Poon S, et al. Bridging the Gender Gap: Insights From a Contemporary Analysis of Sex-related Differences in the Treatment and Outcomes of Patients With Acute Coronary Syndromes. Am Heart J. 2012;163(1):66-73. PubMed PMID: 22172438.
* Article titles in AMA citation format should be in sentence-case
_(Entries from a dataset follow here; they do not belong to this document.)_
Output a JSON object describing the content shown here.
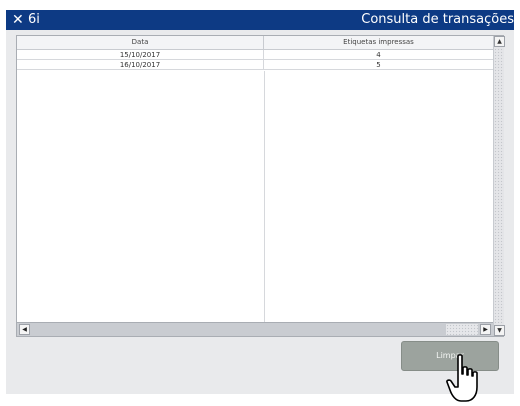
{
  "titlebar": {
    "close_symbol": "✕",
    "app_name": "6i",
    "title": "Consulta de transações"
  },
  "table": {
    "columns": [
      "Data",
      "Etiquetas impressas"
    ],
    "rows": [
      [
        "15/10/2017",
        "4"
      ],
      [
        "16/10/2017",
        "5"
      ]
    ]
  },
  "scrollbars": {
    "up_arrow": "▲",
    "down_arrow": "▼",
    "left_arrow": "◀",
    "right_arrow": "▶"
  },
  "actions": {
    "clear_label": "Limpar"
  },
  "colors": {
    "titlebar": "#0d3a84",
    "content_bg": "#e9eaec",
    "button_bg": "#9ca39e"
  },
  "icons": {
    "close": "close-icon",
    "cursor": "hand-pointer-icon"
  }
}
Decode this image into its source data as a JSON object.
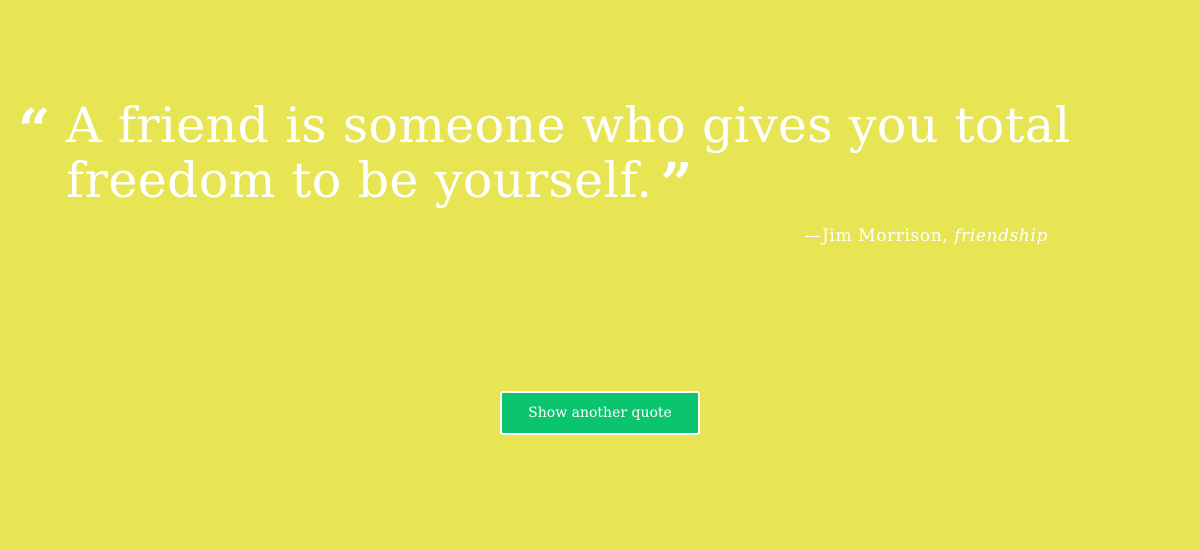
{
  "theme": {
    "background": "#e8e554",
    "text": "#ffffff",
    "button": "#0ac46e"
  },
  "quote": {
    "open_mark": "“",
    "text": "A friend is someone who gives you total freedom to be yourself.",
    "close_mark": "”",
    "author_prefix": "—Jim Morrison, ",
    "topic": "friendship"
  },
  "actions": {
    "new_quote_label": "Show another quote"
  }
}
TY - JOUR T1 - Bridging the gender gap: Insights from a contemporary analysis of sex-related differences in the treatment and outcomes of patients with acute coronary syndromes. AU - Poon,Stephanie, AU - Goodman,Shaun G, AU - Yan,Raymond T, AU - Bugiardini,Raffaele, AU - Bierman,Arlene S, AU - Eagle,Kim A, AU - Johnston,Nina, AU - Huynh,Thao, AU - Grondin,Francois R, AU - Schenck-Gustafsson,Karin, AU - Yan,Andrew T, PY - 2011/07/07/received PY - 2011/09/27/accepted PY - 2011/12/17/entrez PY - 2011/12/17/pubmed PY - 2012/2/11/medline SP - 66 EP - 73 JF - American heart journal JO - Am Heart J VL - 163 IS - 1 N2 - BACKGROUND: The question of whether gender-related disparities still exist in the treatment and outcomes of patients presenting with acute coronary syndromes (ACS) remains controversial. Using data from 4 registries spanning a decade, we sought to determine whether sex-related differences have persisted over time and to examine the treating physician's rationale for adopting a conservative management strategy in women compared with men. METHODS: From 1999 to 2008, 14,196 Canadian patients with non-ST-segment elevation ACS were recruited into the Acute Coronary Syndrome I (ACSI), ACSII, Global Registry of Acute Coronary Events (GRACE/GRACE(2)), and Canadian Registry of Acute Coronary Events (CANRACE) prospective multicenter registries. RESULTS: Women in the study population were found to be significantly older than men and were more likely to have a history of heart failure, diabetes, or hypertension. Fewer women were treated with thienopyridines, heparin, and glycoprotein IIb/IIIa inhibitors compared with men in GRACE and CANRACE. Female gender was independently associated with a lower in-hospital use of coronary angiography (adjusted odds ratio 0.76, 95% CI 0.69-0.84, P < .001) and higher in-hospital mortality (adjusted odds ratio 1.26, 95% CI 1.02-1.56, P = .036), irrespective of age (P for interaction =.76). Underestimation of patient risk was the most common reason for not pursuing an invasive strategy in both men and women. CONCLUSIONS: Despite temporal increases in the use of invasive cardiac procedures, women with ACS are still more likely to be treated conservatively, which may be due to underestimation of patient risk. Furthermore, they have worse in-hospital outcomes. Greater awareness of this paradox may assist in bridging the gap between current guidelines and management practices. SN - 1097-6744 UR - https://www.unboundmedicine.com/medline/citation/22172438/Bridging_the_gender_gap:_Insights_from_a_contemporary_analysis_of_sex_related_differences_in_the_treatment_and_outcomes_of_patients_with_acute_coronary_syndromes_ L2 - https://linkinghub.elsevier.com/retrieve/pii/S0002-8703(11)00711-3 DB - PRIME DP - Unbound Medicine ER -